━━━ Source records ━━━

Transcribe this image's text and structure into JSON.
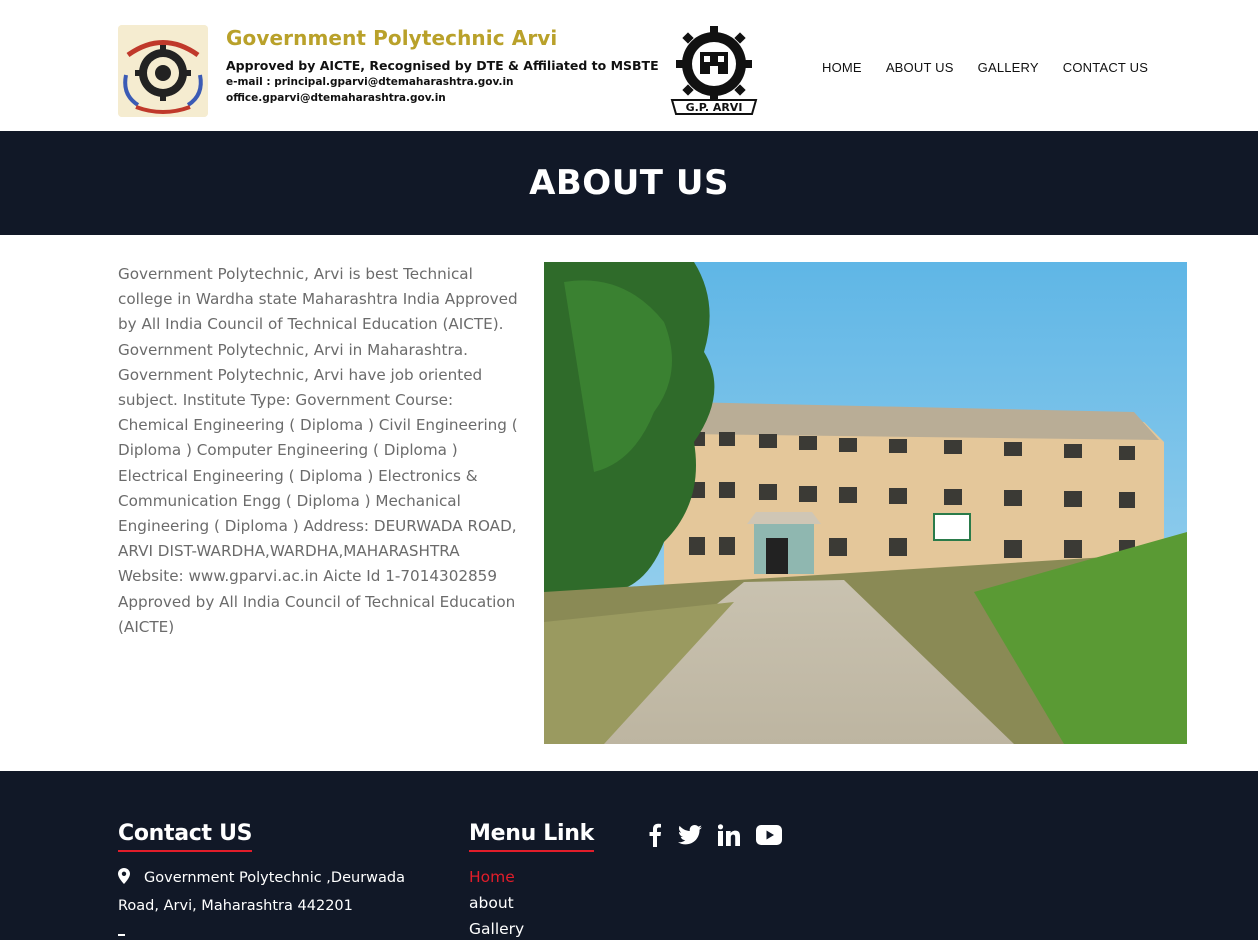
{
  "header": {
    "title": "Government Polytechnic Arvi",
    "subtitle": "Approved by AICTE, Recognised by DTE & Affiliated to MSBTE",
    "email_line1": "e-mail : principal.gparvi@dtemaharashtra.gov.in",
    "email_line2": "office.gparvi@dtemaharashtra.gov.in",
    "right_logo_text": "G.P. ARVI"
  },
  "nav": {
    "items": [
      {
        "label": "HOME"
      },
      {
        "label": "ABOUT US"
      },
      {
        "label": "GALLERY"
      },
      {
        "label": "CONTACT US"
      }
    ]
  },
  "banner": {
    "title": "ABOUT US"
  },
  "about": {
    "text": "Government Polytechnic, Arvi is best Technical college in Wardha state Maharashtra India Approved by All India Council of Technical Education (AICTE). Government Polytechnic, Arvi in Maharashtra. Government Polytechnic, Arvi have job oriented subject. Institute Type: Government Course: Chemical Engineering ( Diploma ) Civil Engineering ( Diploma ) Computer Engineering ( Diploma ) Electrical Engineering ( Diploma ) Electronics & Communication Engg ( Diploma ) Mechanical Engineering ( Diploma ) Address: DEURWADA ROAD, ARVI DIST-WARDHA,WARDHA,MAHARASHTRA Website: www.gparvi.ac.in Aicte Id 1-7014302859 Approved by All India Council of Technical Education (AICTE)"
  },
  "footer": {
    "contact_heading": "Contact US",
    "address": "Government Polytechnic ,Deurwada Road, Arvi, Maharashtra 442201",
    "menu_heading": "Menu Link",
    "menu_items": [
      {
        "label": "Home"
      },
      {
        "label": "about"
      },
      {
        "label": "Gallery"
      }
    ],
    "social_icons": [
      "facebook-icon",
      "twitter-icon",
      "linkedin-icon",
      "youtube-icon"
    ]
  },
  "colors": {
    "brand_gold": "#b9a12a",
    "dark_bg": "#111827",
    "accent_red": "#e11d2a",
    "body_text": "#6b6b6b"
  }
}
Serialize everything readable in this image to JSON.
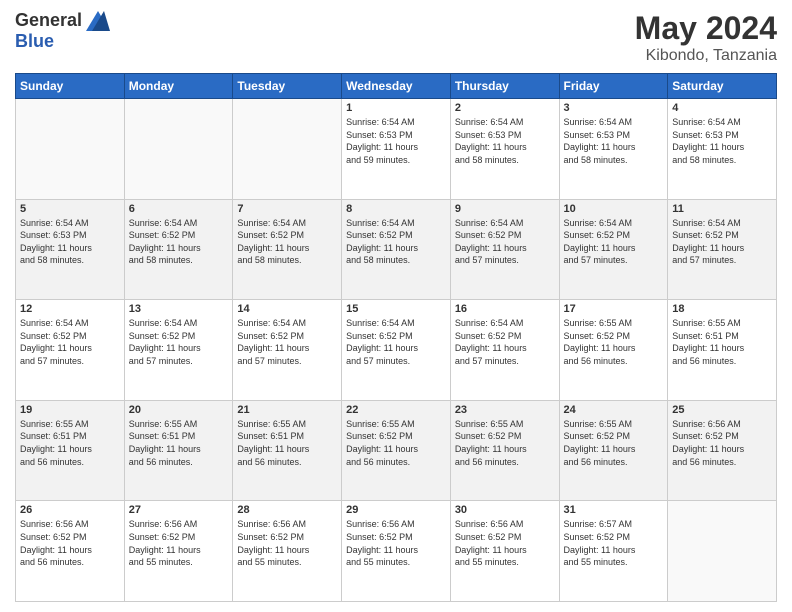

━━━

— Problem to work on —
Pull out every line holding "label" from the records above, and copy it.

— Answer for this exercise —
        "label": "HOME"
        "label": "ABOUT US"
        "label": "GALLERY"
        "label": "CONTACT US"
        "label": "Home"
        "label": "about"
        "label": "Gallery"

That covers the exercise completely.